YOUR ASSIGNMENT |
Search the entries for the word "Features" and report each line that has it.
====
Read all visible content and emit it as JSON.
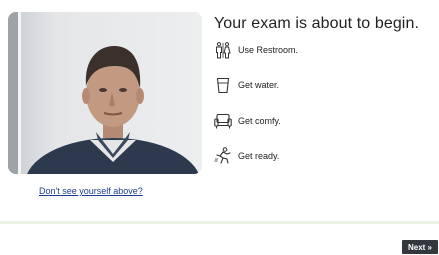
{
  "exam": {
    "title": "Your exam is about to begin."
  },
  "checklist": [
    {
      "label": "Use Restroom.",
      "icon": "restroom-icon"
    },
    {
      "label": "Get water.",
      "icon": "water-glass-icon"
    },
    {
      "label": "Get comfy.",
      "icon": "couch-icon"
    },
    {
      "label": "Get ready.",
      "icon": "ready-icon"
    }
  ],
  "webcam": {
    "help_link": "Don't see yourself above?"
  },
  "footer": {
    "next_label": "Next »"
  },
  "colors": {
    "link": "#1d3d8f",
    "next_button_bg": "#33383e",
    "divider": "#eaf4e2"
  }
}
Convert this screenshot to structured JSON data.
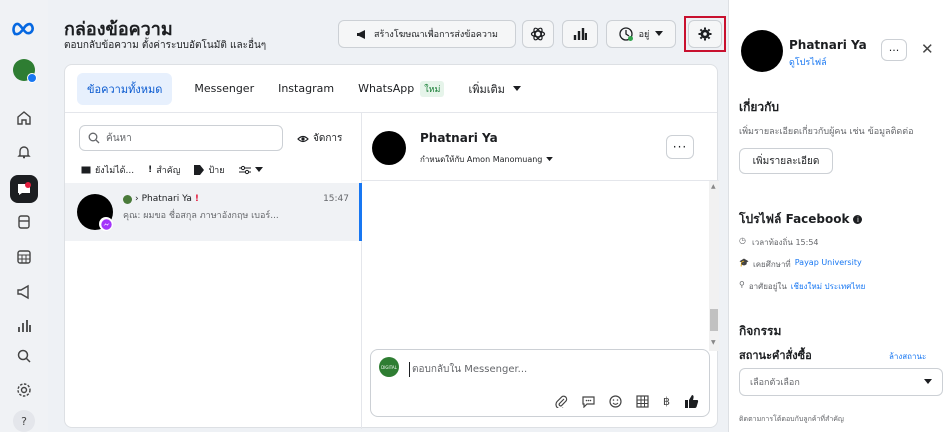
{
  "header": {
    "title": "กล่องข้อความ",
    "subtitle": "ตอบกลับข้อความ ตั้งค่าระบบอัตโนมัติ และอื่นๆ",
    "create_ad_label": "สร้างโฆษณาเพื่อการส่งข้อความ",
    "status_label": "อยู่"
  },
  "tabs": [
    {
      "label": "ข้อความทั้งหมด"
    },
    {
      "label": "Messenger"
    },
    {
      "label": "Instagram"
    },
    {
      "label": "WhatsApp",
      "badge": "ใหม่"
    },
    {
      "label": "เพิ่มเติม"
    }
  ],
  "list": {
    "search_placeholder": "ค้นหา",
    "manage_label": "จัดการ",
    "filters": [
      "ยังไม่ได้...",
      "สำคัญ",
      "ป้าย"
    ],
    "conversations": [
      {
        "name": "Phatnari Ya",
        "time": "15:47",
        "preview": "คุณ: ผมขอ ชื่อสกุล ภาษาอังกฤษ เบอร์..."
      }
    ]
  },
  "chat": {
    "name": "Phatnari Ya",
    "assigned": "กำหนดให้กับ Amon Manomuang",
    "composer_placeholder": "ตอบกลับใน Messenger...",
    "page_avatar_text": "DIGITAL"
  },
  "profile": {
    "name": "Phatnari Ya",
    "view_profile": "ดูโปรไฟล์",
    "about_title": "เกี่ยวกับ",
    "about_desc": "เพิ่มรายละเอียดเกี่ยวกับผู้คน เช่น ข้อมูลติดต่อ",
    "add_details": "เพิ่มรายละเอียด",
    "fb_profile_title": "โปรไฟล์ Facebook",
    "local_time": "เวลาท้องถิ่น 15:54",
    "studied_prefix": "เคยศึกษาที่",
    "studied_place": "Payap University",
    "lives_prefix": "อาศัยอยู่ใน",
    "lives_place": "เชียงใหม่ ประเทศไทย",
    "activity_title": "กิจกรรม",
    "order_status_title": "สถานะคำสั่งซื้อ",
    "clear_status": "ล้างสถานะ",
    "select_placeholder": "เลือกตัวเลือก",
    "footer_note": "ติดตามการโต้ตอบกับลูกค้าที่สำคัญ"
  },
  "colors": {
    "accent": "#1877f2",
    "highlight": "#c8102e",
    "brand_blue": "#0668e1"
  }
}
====
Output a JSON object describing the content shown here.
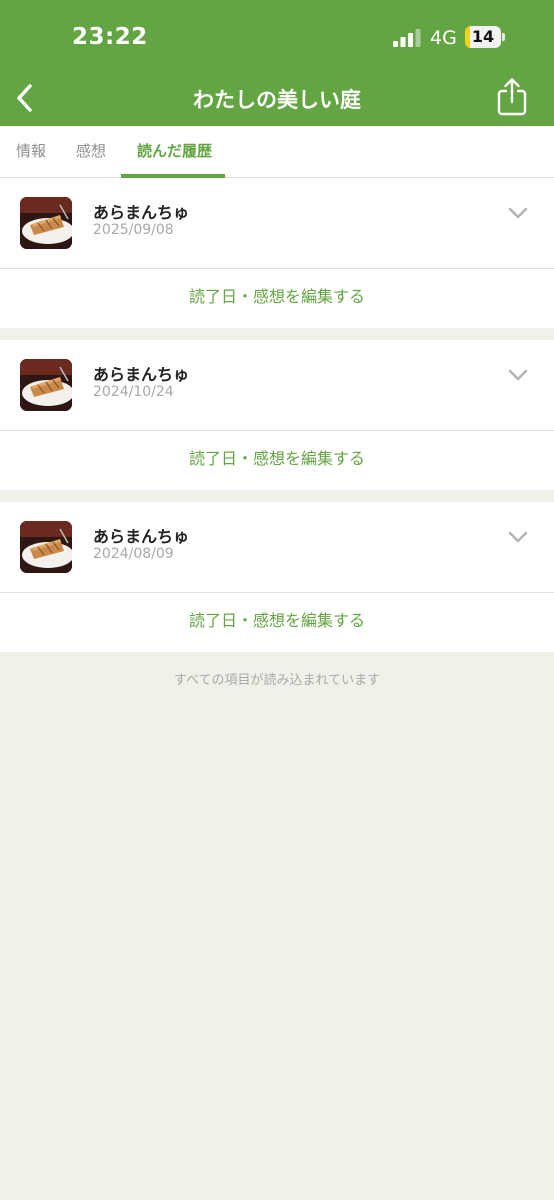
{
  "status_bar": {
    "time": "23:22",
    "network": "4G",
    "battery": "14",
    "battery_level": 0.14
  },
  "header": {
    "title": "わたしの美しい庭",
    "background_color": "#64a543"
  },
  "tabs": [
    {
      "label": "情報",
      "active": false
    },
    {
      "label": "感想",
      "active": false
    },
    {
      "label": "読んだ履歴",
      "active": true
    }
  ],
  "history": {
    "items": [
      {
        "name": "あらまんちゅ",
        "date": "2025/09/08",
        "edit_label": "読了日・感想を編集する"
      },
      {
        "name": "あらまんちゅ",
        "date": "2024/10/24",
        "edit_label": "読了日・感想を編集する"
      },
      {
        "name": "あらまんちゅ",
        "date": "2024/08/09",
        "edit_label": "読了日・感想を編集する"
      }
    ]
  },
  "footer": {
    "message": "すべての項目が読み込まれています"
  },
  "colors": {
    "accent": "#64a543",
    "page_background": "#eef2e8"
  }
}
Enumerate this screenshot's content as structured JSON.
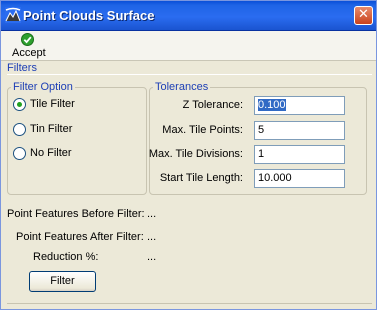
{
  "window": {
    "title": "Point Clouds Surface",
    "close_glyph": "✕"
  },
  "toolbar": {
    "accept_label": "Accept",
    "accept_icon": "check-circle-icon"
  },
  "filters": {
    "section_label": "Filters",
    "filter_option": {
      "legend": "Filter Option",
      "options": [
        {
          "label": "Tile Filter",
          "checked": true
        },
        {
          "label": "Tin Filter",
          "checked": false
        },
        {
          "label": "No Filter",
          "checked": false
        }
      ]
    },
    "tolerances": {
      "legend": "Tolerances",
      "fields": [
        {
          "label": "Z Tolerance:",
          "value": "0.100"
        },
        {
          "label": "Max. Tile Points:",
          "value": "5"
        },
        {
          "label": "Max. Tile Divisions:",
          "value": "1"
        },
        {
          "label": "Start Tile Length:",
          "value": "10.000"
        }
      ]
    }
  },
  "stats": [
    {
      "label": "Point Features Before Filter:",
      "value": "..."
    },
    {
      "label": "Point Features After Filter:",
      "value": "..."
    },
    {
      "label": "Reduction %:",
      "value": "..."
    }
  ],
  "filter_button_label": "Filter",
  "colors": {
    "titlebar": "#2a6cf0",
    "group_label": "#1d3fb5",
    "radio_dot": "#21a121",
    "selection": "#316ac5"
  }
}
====
OUTPUT OF THE TASK |
      "label": "Point Features Before Filter:",
      "label": "Point Features After Filter:",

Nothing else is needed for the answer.